%%

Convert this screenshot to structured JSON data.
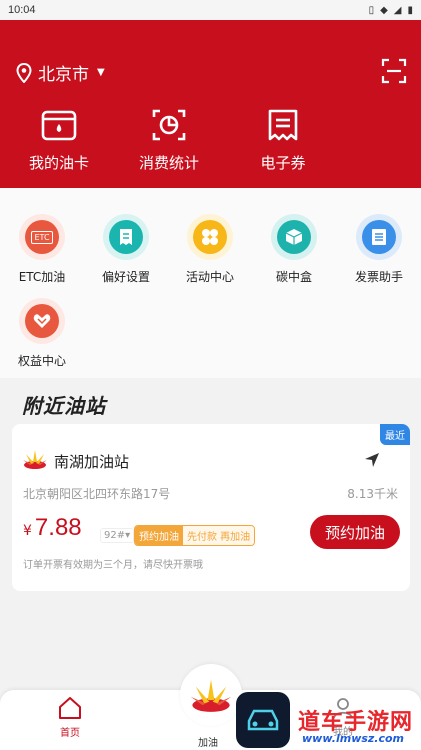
{
  "status_bar": {
    "time": "10:04"
  },
  "header": {
    "city": "北京市",
    "quick_actions": [
      {
        "label": "我的油卡",
        "icon": "wallet-icon"
      },
      {
        "label": "消费统计",
        "icon": "chart-icon"
      },
      {
        "label": "电子券",
        "icon": "coupon-icon"
      }
    ]
  },
  "services": [
    {
      "label": "ETC加油",
      "icon": "etc-icon",
      "icon_text": "ETC",
      "color": "#e8583e"
    },
    {
      "label": "偏好设置",
      "icon": "receipt-icon",
      "color": "#1bb5b0"
    },
    {
      "label": "活动中心",
      "icon": "clover-icon",
      "color": "#f7b718"
    },
    {
      "label": "碳中盒",
      "icon": "box-icon",
      "color": "#1db3ac"
    },
    {
      "label": "发票助手",
      "icon": "invoice-icon",
      "color": "#3a8fe8"
    },
    {
      "label": "权益中心",
      "icon": "heart-icon",
      "color": "#e8583e"
    }
  ],
  "nearby": {
    "title": "附近油站",
    "station": {
      "badge": "最近",
      "name": "南湖加油站",
      "address": "北京朝阳区北四环东路17号",
      "distance": "8.13千米",
      "currency": "¥",
      "price": "7.88",
      "fuel": "92#▾",
      "tag_reserve": "预约加油",
      "tag_prepay": "先付款 再加油",
      "reserve_button": "预约加油",
      "notice": "订单开票有效期为三个月，请尽快开票哦"
    }
  },
  "tabbar": {
    "home": "首页",
    "fuel": "加油",
    "mine": "我的"
  },
  "watermark": {
    "text": "道车手游网",
    "url": "www.lmwsz.com"
  }
}
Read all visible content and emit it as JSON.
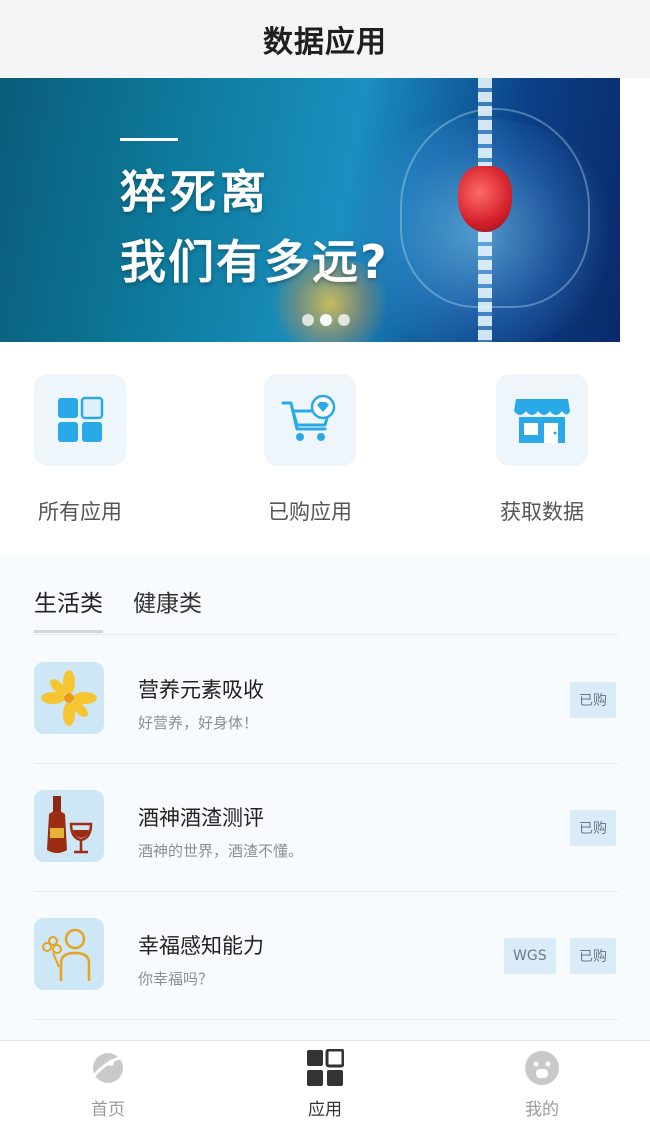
{
  "header": {
    "title": "数据应用"
  },
  "banner": {
    "line1": "猝死离",
    "line2": "我们有多远?"
  },
  "quick": [
    {
      "label": "所有应用",
      "icon": "grid-apps-icon"
    },
    {
      "label": "已购应用",
      "icon": "cart-diamond-icon"
    },
    {
      "label": "获取数据",
      "icon": "store-icon"
    }
  ],
  "tabs": [
    {
      "label": "生活类",
      "active": true
    },
    {
      "label": "健康类",
      "active": false
    }
  ],
  "apps": [
    {
      "title": "营养元素吸收",
      "subtitle": "好营养，好身体！",
      "badges": [
        "已购"
      ],
      "icon": "flower-icon"
    },
    {
      "title": "酒神酒渣测评",
      "subtitle": "酒神的世界，酒渣不懂。",
      "badges": [
        "已购"
      ],
      "icon": "wine-icon"
    },
    {
      "title": "幸福感知能力",
      "subtitle": "你幸福吗？",
      "badges": [
        "WGS",
        "已购"
      ],
      "icon": "person-flower-icon"
    }
  ],
  "tabbar": [
    {
      "label": "首页",
      "icon": "planet-icon",
      "active": false
    },
    {
      "label": "应用",
      "icon": "apps-grid-icon",
      "active": true
    },
    {
      "label": "我的",
      "icon": "face-icon",
      "active": false
    }
  ],
  "colors": {
    "accent": "#2aa9e8",
    "badge_bg": "#d9ecf8",
    "tabbar_active": "#333333"
  }
}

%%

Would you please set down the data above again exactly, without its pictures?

_EXERCISE SOLUTION_
Convert this screenshot to structured JSON data.
{
  "status_bar": {
    "time": "10:04"
  },
  "header": {
    "city": "北京市",
    "quick_actions": [
      {
        "label": "我的油卡",
        "icon": "wallet-icon"
      },
      {
        "label": "消费统计",
        "icon": "chart-icon"
      },
      {
        "label": "电子券",
        "icon": "coupon-icon"
      }
    ]
  },
  "services": [
    {
      "label": "ETC加油",
      "icon": "etc-icon",
      "icon_text": "ETC",
      "color": "#e8583e"
    },
    {
      "label": "偏好设置",
      "icon": "receipt-icon",
      "color": "#1bb5b0"
    },
    {
      "label": "活动中心",
      "icon": "clover-icon",
      "color": "#f7b718"
    },
    {
      "label": "碳中盒",
      "icon": "box-icon",
      "color": "#1db3ac"
    },
    {
      "label": "发票助手",
      "icon": "invoice-icon",
      "color": "#3a8fe8"
    },
    {
      "label": "权益中心",
      "icon": "heart-icon",
      "color": "#e8583e"
    }
  ],
  "nearby": {
    "title": "附近油站",
    "station": {
      "badge": "最近",
      "name": "南湖加油站",
      "address": "北京朝阳区北四环东路17号",
      "distance": "8.13千米",
      "currency": "¥",
      "price": "7.88",
      "fuel": "92#▾",
      "tag_reserve": "预约加油",
      "tag_prepay": "先付款 再加油",
      "reserve_button": "预约加油",
      "notice": "订单开票有效期为三个月，请尽快开票哦"
    }
  },
  "tabbar": {
    "home": "首页",
    "fuel": "加油",
    "mine": "我的"
  },
  "watermark": {
    "text": "道车手游网",
    "url": "www.lmwsz.com"
  }
}
Read all visible content and emit it as JSON.
{
  "header": {
    "title": "数据应用"
  },
  "banner": {
    "line1": "猝死离",
    "line2": "我们有多远?"
  },
  "quick": [
    {
      "label": "所有应用",
      "icon": "grid-apps-icon"
    },
    {
      "label": "已购应用",
      "icon": "cart-diamond-icon"
    },
    {
      "label": "获取数据",
      "icon": "store-icon"
    }
  ],
  "tabs": [
    {
      "label": "生活类",
      "active": true
    },
    {
      "label": "健康类",
      "active": false
    }
  ],
  "apps": [
    {
      "title": "营养元素吸收",
      "subtitle": "好营养，好身体！",
      "badges": [
        "已购"
      ],
      "icon": "flower-icon"
    },
    {
      "title": "酒神酒渣测评",
      "subtitle": "酒神的世界，酒渣不懂。",
      "badges": [
        "已购"
      ],
      "icon": "wine-icon"
    },
    {
      "title": "幸福感知能力",
      "subtitle": "你幸福吗？",
      "badges": [
        "WGS",
        "已购"
      ],
      "icon": "person-flower-icon"
    }
  ],
  "tabbar": [
    {
      "label": "首页",
      "icon": "planet-icon",
      "active": false
    },
    {
      "label": "应用",
      "icon": "apps-grid-icon",
      "active": true
    },
    {
      "label": "我的",
      "icon": "face-icon",
      "active": false
    }
  ],
  "colors": {
    "accent": "#2aa9e8",
    "badge_bg": "#d9ecf8",
    "tabbar_active": "#333333"
  }
}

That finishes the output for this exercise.